BEGIN
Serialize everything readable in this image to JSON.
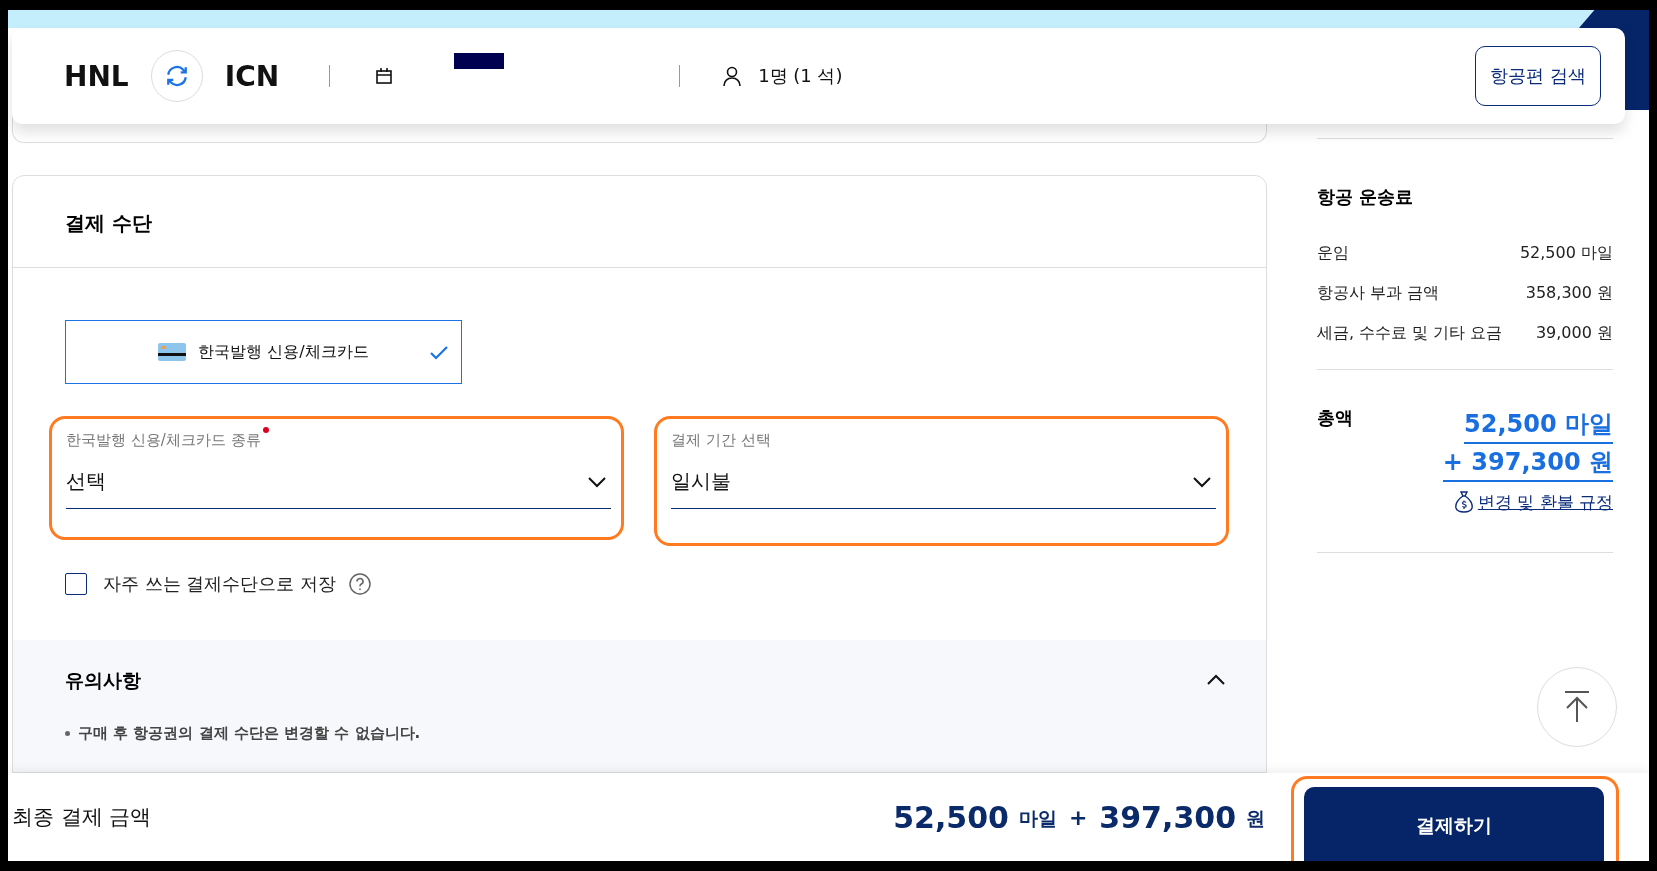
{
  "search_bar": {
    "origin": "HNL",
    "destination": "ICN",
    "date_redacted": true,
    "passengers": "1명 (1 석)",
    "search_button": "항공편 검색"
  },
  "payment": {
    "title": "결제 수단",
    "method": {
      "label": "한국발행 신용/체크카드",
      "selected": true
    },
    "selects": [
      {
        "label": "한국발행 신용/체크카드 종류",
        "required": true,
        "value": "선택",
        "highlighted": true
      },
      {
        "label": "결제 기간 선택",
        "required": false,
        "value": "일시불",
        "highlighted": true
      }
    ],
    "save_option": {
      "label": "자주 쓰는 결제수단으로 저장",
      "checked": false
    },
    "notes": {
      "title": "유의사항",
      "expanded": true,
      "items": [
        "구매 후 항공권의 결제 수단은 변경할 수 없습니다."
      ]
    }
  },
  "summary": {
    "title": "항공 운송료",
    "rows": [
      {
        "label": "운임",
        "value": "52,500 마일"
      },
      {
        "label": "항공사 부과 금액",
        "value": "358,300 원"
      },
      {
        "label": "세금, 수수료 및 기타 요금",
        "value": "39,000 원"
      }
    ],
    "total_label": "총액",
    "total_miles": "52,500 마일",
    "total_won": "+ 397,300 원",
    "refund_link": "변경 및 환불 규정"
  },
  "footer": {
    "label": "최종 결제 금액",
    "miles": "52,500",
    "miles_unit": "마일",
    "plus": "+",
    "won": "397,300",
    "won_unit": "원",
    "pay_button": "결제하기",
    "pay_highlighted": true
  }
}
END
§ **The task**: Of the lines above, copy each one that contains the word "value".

§ **Your solution**:
        "value": "선택",
        "value": "일시불",
        "value": "52,500 마일"
        "value": "358,300 원"
        "value": "39,000 원"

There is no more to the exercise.